The city is brimming with upscale accommodations, but none is more refined than the Hermitage Hotel, with its Italian marble entrance and Russian-walnut-paneled walls. Opened in 1910, it is one of only fifty-four hotels to receive five stars from Forbes Travel Guide. Once the terminal for Nashville’s eight railways, the Union Station Hotel conveniently lies between the District and West End neighborhoods. The lobby’s soaring vaulted ceiling, stained glass, and gold leafing hearken back to a time when travel was nothing but luxurious. If a trip to the Grand Ole Opry is in the itinerary, stay at the Gaylord Opryland. The hotel’s 2,881 rooms and 250 suites—plus dozens of restaurants and shops—surround nine acres of lush indoor gardens and waterways.
People wake up early in Nashville. By 8 a.m. the line outside the Pancake Pantry winds around the building, but the sweet potato pancakes are worth it. For lunch, try Jack’s Bar-B-Que; avoid the Broadway crowd by visiting the Talbot’s Corner location.
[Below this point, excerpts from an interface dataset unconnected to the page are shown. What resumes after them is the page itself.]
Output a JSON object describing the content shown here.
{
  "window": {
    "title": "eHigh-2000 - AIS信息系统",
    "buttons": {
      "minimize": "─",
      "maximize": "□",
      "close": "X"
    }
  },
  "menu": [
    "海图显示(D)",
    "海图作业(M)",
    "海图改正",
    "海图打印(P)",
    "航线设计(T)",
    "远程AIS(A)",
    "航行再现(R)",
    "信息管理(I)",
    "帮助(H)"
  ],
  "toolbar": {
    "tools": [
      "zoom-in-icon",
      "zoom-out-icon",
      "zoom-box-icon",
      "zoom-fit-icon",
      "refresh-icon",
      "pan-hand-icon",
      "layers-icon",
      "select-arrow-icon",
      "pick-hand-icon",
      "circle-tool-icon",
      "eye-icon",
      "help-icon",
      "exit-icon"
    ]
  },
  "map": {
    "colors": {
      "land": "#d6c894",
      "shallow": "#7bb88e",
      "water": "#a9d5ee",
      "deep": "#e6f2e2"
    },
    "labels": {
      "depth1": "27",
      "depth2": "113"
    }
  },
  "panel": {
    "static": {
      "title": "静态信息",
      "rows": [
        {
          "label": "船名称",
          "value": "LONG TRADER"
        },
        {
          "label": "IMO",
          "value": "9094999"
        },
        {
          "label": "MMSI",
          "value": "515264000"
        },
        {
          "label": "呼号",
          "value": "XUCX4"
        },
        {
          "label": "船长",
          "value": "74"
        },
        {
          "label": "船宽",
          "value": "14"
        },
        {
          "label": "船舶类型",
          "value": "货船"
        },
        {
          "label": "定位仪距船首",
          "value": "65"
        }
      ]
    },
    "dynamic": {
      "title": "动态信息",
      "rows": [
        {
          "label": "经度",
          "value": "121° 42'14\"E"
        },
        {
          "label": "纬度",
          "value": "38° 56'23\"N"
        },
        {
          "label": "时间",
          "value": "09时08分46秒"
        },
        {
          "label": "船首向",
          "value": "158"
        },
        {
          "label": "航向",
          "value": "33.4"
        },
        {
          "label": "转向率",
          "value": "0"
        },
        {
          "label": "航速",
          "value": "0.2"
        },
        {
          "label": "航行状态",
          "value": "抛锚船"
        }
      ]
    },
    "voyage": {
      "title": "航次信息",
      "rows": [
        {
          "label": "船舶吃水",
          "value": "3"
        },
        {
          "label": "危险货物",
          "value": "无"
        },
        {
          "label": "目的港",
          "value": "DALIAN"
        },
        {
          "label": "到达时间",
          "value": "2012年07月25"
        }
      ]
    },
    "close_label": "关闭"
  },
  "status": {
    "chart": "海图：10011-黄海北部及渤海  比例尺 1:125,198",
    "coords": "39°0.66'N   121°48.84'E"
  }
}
Sample all six sauces, then order a slice of chess pie for dessert. When you’re all finished honky-tonkin’, grab a late dinner at the Paradise Park Trailer Resort in the wee hours. Inside the trailer-park-themed walls is arguably the best burger in the city. For a more genteel experience, reserve a table at 1808 Grille, where chef Charles Phillips turns out elegantly prepared, hearty dishes such as bronzed quail breast and sweet potato gnocchi.
Photograph courtesy of Tennessee Tourism Department